They are well past child-bearing age, they are divorced, and they are no longer desirable to the mainstream male gaze. And yet Grace and Frankie seem to be having the best time of their lives.
When Grace and Frankie first came out in 2015, the show was thought to be a one-trick pony appealing only to an older demographic. Business Insider announced the show was “unashamedly targeting older viewers” with a plot centered around “two retired ladies thrown together when their husbands come out as gay and a couple.”
But one quick Twitter search reveals the show’s appeal is crossing generational lines. There’s a steady stream of millennials gushing about everything from Fonda’s acting skills to wishing they were just that cool (“I just want to be 70 and be friends with Grace and Frankie!”).
So what does a Netflix original comedy about two female divorcees in their 70s have to offer millennial gals? Plenty. Here are five reasons we’re tuning in:
1) Sisterhood: It may sound cheesy, but the show really is about the special bond that is female friendship. Season 1 opened with Grace and Frankie being left by their husbands of over 30 years: a theme that continues throughout the show. Men (even hunks like Sam Elliot) come and go, but the one thing that is constant is female friendship.
2) Women’s Worth: In a media culture obsessed with images of female youth and beauty, Grace and Frankie is truly a revolutionary statement—one that all women, regardless of our age, recognize. The protagonists’ wrinkly skin and deteriorating bodies aren’t cause for mockery or sympathy, rather, they only add to their badass-ery.
G&F knows that age is just a number which brings us to our next reason-to-watch:
3) Sex Is For Everyone:
Not only do Grace and Frankie admit to having sex/sexual desires, they actually flaunt it. After receiving a new “toy” from a deceased friend, Grace’s (Jane Fonda’s) arthritis flares up due to repeated use. Vibrators aren’t designed with older joints and fingers in mind so the two decide to create one designed for and marketed to aging women. In what is a mic-drop moment, Grace and Frankie tell off their offended children and ex’s, declaring: “We‘re making things for people like us because we’re sick and tired of being dismissed by people like you!”
4) Women Are Funny: The 2010s are proving to be a giant leap forward for female funniness. From Bridesmaids to Broad City, women are throwing the punchlines and Grace and Frankie is no exception—proving that, not only can women be funny and carry a show, but that they can do it and be over 50.
5) Marriage Is Optional: Perhaps the cord that strikes deepest with younger female audiences is the take-it-or-leave-it attitude the show exhibits toward marriage and traditional gender roles. Grace and Frankie are, for all society’s intents and purposes, useless. They are well past child-bearing age, they are divorced, and they are no longer desirable to the mainstream male gaze. And yet Grace and Frankie seem to be having the best time of their lives all while not GAF. And that, is why we love them.

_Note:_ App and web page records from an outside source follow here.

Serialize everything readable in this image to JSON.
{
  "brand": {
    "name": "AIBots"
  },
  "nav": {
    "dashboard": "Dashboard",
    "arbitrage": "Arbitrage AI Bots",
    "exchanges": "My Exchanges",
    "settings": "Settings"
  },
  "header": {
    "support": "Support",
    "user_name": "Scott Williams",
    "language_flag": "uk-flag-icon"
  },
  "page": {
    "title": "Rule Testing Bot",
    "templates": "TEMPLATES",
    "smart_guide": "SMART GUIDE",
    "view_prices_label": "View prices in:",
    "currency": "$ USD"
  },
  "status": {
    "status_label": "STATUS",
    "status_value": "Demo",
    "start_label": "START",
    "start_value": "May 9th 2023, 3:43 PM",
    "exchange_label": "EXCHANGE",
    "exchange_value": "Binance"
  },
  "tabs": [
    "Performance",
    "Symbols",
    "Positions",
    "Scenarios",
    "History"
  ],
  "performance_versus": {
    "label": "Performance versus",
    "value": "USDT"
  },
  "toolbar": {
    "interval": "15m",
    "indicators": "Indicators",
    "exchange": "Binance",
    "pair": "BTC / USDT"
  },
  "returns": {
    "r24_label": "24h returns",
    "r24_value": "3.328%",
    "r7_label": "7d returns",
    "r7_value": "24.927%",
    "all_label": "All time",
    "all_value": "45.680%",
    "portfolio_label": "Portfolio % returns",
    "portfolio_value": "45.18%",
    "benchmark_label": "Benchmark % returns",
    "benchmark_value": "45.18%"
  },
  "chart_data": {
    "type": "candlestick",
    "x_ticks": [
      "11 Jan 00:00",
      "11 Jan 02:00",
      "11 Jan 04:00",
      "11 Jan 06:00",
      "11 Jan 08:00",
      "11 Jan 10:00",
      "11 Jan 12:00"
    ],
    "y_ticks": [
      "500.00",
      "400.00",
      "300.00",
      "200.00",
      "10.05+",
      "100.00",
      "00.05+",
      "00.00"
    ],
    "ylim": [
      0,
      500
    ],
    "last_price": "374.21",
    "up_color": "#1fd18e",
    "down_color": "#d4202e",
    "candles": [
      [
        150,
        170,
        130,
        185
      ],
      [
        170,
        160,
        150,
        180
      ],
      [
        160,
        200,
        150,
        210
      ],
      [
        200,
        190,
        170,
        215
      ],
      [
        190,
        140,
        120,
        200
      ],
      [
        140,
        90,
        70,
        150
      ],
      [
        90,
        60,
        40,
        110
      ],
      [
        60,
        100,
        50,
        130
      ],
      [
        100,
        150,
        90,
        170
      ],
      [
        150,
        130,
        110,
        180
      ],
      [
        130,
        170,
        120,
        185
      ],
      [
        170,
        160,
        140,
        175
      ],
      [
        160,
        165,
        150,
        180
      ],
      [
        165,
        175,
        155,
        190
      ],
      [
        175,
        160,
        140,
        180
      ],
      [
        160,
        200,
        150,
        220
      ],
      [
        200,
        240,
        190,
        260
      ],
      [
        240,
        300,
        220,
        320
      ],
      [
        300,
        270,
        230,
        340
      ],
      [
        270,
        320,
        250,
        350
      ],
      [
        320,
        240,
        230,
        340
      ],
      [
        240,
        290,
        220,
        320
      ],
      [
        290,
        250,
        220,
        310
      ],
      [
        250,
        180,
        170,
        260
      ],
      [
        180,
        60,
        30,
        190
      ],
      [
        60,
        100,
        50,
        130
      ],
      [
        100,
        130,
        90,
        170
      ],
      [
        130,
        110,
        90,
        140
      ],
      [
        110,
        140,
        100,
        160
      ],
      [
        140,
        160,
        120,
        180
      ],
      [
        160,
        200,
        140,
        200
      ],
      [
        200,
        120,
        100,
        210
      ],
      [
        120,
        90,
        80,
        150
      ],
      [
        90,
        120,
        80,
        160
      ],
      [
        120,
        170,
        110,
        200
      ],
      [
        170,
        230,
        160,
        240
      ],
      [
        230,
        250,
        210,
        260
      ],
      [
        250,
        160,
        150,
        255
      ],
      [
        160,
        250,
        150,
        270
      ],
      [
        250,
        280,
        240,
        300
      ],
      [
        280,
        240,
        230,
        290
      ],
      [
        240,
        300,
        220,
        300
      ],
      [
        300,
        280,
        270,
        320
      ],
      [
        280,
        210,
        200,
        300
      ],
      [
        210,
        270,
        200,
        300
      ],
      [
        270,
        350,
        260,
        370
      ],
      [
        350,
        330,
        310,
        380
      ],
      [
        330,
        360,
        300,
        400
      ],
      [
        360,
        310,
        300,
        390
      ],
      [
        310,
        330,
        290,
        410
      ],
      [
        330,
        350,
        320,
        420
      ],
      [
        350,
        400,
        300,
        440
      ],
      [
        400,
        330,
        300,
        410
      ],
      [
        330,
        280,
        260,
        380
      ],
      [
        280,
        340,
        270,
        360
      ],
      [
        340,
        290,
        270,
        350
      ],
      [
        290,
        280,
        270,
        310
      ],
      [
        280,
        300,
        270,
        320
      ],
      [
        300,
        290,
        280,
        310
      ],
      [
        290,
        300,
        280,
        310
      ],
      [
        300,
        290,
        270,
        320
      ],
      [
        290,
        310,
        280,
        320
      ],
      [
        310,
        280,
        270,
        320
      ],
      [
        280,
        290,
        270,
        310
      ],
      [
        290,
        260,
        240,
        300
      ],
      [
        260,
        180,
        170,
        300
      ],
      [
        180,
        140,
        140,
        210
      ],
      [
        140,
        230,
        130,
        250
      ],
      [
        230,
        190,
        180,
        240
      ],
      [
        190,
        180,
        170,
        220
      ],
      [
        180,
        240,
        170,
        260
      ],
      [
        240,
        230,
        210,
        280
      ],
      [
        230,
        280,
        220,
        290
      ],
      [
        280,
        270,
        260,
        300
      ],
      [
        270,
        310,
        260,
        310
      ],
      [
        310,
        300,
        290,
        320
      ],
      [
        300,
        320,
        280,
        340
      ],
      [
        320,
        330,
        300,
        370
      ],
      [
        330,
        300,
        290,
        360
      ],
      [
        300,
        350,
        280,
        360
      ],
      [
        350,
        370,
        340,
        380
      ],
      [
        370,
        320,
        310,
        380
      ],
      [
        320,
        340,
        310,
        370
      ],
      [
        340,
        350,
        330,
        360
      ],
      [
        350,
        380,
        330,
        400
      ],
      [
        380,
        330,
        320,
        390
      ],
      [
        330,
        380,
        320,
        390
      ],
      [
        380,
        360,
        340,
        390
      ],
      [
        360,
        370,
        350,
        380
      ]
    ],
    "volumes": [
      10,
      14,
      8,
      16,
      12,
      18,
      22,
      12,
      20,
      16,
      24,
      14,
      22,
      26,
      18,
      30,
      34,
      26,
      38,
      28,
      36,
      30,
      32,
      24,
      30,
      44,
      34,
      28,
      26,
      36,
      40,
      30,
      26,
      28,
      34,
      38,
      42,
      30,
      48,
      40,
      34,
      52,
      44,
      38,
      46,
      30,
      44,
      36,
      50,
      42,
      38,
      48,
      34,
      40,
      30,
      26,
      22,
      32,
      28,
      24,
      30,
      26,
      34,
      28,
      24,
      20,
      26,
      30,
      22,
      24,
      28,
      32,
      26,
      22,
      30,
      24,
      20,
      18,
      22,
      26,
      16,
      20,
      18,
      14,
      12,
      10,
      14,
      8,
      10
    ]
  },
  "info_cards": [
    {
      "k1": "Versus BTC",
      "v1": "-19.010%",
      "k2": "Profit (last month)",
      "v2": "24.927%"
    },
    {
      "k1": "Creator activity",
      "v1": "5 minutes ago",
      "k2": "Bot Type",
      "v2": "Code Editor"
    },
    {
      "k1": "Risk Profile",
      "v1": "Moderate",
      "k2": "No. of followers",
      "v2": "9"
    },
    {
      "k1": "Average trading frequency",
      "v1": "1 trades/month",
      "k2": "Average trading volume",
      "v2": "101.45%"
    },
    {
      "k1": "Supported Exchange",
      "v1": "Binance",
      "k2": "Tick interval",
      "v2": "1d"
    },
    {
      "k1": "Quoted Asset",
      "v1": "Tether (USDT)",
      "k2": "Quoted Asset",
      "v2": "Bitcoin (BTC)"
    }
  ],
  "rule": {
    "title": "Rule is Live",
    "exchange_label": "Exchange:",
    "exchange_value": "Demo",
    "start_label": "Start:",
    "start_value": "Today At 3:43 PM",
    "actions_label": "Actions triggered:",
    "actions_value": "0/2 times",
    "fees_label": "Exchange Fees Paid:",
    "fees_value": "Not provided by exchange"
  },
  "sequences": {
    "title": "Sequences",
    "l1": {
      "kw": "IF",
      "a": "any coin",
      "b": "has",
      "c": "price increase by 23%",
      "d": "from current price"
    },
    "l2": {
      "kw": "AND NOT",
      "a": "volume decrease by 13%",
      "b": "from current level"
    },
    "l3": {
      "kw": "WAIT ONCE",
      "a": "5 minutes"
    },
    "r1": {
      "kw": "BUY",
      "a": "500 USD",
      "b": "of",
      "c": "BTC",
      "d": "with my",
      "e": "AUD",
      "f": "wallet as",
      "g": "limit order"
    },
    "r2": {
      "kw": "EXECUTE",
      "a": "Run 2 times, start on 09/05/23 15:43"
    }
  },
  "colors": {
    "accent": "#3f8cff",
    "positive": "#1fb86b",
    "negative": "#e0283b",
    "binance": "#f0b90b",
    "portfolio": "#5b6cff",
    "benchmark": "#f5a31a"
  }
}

Jessica Schreindl is a freelance writer and TV producer in Seattle, Washington. She is a contributing writer for Mic.com and has been published on Feministing.com. She graduated with her M.A. from Syracuse University where she studied film history and documentary filmmaking.